Source records: Begin

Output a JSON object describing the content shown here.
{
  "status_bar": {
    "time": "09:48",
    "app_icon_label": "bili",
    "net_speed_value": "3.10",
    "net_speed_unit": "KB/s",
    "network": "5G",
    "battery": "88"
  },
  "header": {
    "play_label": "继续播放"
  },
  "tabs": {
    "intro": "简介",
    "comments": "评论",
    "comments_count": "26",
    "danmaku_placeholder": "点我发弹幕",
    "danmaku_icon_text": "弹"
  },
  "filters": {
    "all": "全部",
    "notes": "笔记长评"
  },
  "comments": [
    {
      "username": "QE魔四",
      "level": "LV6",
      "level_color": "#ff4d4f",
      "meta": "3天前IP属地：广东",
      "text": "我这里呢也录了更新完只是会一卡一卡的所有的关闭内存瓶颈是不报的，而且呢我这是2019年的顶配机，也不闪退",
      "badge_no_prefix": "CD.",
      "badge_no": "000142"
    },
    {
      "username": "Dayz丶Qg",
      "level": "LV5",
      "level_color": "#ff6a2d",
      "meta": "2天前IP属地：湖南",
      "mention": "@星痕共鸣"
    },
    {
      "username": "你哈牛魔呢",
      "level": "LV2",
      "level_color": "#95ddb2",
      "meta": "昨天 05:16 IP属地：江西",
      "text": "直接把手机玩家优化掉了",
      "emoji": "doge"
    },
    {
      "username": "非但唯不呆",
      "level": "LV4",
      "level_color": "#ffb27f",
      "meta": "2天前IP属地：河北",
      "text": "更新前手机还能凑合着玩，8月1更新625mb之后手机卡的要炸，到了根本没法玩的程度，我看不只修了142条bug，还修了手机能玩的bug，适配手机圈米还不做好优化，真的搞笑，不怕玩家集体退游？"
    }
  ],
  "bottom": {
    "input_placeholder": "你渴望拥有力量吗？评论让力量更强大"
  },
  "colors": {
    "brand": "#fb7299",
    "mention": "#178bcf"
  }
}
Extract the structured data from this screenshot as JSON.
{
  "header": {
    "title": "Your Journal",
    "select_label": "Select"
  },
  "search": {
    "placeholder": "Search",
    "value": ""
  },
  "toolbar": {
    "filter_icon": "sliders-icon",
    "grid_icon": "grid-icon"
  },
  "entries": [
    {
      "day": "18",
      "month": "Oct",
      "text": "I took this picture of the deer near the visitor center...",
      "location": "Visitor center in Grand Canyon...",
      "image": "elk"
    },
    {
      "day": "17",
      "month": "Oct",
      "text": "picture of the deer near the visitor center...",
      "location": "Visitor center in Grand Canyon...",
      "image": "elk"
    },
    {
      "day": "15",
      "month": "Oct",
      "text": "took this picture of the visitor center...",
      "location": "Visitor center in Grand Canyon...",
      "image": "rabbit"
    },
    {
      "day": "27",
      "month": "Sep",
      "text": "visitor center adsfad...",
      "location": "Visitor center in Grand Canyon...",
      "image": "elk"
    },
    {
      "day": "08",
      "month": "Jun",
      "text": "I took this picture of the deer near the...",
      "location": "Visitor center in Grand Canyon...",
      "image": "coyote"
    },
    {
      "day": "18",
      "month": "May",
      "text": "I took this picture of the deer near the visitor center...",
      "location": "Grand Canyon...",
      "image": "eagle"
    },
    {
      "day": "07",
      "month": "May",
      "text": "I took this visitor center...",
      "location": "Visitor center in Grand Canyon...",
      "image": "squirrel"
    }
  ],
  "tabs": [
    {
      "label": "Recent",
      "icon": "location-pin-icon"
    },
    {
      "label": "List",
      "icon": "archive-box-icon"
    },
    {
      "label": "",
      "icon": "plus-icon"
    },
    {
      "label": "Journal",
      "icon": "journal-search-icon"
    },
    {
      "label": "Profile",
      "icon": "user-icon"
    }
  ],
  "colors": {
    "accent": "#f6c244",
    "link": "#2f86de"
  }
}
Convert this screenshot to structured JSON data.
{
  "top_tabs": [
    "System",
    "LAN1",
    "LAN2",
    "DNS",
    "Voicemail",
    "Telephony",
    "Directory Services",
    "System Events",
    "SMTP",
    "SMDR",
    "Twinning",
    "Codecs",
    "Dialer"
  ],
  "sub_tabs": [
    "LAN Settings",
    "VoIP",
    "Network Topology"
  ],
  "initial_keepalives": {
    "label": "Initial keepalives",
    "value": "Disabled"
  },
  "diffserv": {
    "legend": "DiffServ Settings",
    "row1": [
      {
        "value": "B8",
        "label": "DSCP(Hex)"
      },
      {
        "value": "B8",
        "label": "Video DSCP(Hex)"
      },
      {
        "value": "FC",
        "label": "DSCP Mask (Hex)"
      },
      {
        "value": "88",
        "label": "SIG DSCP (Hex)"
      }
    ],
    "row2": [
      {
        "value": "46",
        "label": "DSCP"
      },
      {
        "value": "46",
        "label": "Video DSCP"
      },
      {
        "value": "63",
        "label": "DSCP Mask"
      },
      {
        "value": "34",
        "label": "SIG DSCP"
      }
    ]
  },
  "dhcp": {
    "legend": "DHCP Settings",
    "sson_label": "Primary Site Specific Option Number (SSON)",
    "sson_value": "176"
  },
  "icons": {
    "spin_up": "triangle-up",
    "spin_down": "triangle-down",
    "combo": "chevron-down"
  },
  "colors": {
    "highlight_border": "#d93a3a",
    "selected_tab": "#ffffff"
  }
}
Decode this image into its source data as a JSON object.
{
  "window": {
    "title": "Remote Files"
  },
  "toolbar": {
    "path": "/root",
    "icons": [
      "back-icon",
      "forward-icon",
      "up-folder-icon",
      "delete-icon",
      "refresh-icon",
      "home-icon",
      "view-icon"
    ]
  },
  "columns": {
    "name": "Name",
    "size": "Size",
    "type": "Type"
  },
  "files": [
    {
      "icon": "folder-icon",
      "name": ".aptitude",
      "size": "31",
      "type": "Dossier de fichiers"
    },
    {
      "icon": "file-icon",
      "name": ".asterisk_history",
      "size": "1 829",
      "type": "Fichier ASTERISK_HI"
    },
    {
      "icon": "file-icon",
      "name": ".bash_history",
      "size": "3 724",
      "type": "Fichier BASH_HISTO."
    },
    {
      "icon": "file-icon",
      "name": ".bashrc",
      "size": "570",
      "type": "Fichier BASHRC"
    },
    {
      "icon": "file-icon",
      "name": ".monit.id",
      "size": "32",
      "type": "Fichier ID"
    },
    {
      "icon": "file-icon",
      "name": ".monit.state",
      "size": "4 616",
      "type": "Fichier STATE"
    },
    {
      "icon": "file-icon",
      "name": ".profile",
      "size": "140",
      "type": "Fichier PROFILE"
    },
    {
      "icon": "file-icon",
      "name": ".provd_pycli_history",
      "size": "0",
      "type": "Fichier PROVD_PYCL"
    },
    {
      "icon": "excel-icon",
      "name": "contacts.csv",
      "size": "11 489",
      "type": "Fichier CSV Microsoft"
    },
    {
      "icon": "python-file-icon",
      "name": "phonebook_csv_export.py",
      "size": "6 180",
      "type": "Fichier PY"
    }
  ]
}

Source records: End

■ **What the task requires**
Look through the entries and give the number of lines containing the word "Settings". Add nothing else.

■ **Your response**
3